Norway Slovakia and Quebec
Biafra Bangladesh Chechnya
7 other sections not shown
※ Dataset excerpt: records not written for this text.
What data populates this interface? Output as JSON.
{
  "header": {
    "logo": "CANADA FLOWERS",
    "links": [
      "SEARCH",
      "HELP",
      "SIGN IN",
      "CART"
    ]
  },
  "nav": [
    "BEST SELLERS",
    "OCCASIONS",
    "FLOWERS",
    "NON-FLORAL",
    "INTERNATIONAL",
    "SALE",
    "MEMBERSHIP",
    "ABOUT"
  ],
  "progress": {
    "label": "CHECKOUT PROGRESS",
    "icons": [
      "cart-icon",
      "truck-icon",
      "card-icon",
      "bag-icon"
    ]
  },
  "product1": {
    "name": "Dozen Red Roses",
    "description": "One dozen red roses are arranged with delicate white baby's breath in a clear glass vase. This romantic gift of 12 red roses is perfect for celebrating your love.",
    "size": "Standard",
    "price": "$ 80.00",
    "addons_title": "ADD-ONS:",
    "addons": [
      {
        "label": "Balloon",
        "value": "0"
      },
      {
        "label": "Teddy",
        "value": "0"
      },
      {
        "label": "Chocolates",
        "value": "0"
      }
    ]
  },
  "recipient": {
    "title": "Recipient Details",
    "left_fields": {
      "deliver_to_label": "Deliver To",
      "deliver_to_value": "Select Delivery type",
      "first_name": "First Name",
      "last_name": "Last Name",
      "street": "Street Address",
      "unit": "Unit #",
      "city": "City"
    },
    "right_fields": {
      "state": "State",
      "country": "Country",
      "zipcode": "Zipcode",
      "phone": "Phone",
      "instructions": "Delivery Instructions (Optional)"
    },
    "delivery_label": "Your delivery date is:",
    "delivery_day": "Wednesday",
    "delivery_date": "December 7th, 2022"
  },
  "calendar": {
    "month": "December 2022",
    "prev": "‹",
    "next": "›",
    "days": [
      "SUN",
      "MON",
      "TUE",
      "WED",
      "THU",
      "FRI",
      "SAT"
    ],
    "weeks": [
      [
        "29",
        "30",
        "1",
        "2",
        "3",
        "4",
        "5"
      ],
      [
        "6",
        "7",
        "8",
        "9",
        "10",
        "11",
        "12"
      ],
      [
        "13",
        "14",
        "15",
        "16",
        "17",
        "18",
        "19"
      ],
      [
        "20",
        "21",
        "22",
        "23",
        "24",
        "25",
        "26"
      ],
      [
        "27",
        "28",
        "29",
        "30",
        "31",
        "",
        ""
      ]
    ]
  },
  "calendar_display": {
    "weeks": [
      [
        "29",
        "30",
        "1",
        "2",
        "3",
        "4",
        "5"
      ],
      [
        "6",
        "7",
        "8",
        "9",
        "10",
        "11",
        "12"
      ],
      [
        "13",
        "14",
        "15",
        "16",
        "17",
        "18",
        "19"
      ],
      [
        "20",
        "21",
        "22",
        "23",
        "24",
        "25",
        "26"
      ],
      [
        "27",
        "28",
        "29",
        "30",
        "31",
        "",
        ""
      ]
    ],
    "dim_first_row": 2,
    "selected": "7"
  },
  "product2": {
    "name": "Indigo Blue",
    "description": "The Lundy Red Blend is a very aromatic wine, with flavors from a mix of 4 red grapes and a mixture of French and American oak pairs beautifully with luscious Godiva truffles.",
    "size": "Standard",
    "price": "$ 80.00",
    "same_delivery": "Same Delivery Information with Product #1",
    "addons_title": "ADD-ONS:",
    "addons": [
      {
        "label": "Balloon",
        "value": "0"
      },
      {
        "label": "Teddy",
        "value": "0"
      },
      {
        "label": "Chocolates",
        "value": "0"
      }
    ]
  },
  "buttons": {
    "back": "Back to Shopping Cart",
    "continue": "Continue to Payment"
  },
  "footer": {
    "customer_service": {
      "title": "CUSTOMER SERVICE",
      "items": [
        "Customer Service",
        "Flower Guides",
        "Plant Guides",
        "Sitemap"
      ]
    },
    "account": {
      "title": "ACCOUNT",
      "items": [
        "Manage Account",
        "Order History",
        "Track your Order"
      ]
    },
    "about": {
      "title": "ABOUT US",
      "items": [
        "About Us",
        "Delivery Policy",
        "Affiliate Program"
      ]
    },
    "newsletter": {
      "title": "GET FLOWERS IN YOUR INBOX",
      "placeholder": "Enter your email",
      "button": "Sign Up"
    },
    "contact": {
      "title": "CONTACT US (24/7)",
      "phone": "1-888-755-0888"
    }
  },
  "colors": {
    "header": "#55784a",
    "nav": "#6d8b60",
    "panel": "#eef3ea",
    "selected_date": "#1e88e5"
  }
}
Albanian argue attempt to secede attempts at secession Awami League Bangladesh Bengali Biafra Bosnia Bosnia and Herzegovina Bosnia-Herzegovina Canada causally necessary central government Chapter Chechen Chechnya colonial constitutional Croat Croatia cultural Czech democratic dissolution Dudaev East Pakistan economic Estonia ethnic federal units francophone gain grievances Herzegovina host state authorities Iceland ideology institutions international law international recognition justify Kosovo Latvia Lithuania majority military force mobilization national groups nationalist negotiations Nigeria normative Norway Norwegian organizations parliament peaceful secessions political principle proclaimed proclamation of secession Quebec recognized referendum regions right of secession right of self-determination right to secede rule Russian secede secession of Quebec secessionist authorities secessionist conflict secessionist group secessionist leaders secessionist movements secessionist population self-determination Serb Serbia SFRY Slovak Slovakia Slovenia social sovereignty Soviet target group theories of secession triggered unilateral secession union republics USSR violence violent conflict violent secessions vote Yugoslav federal army Yugoslavia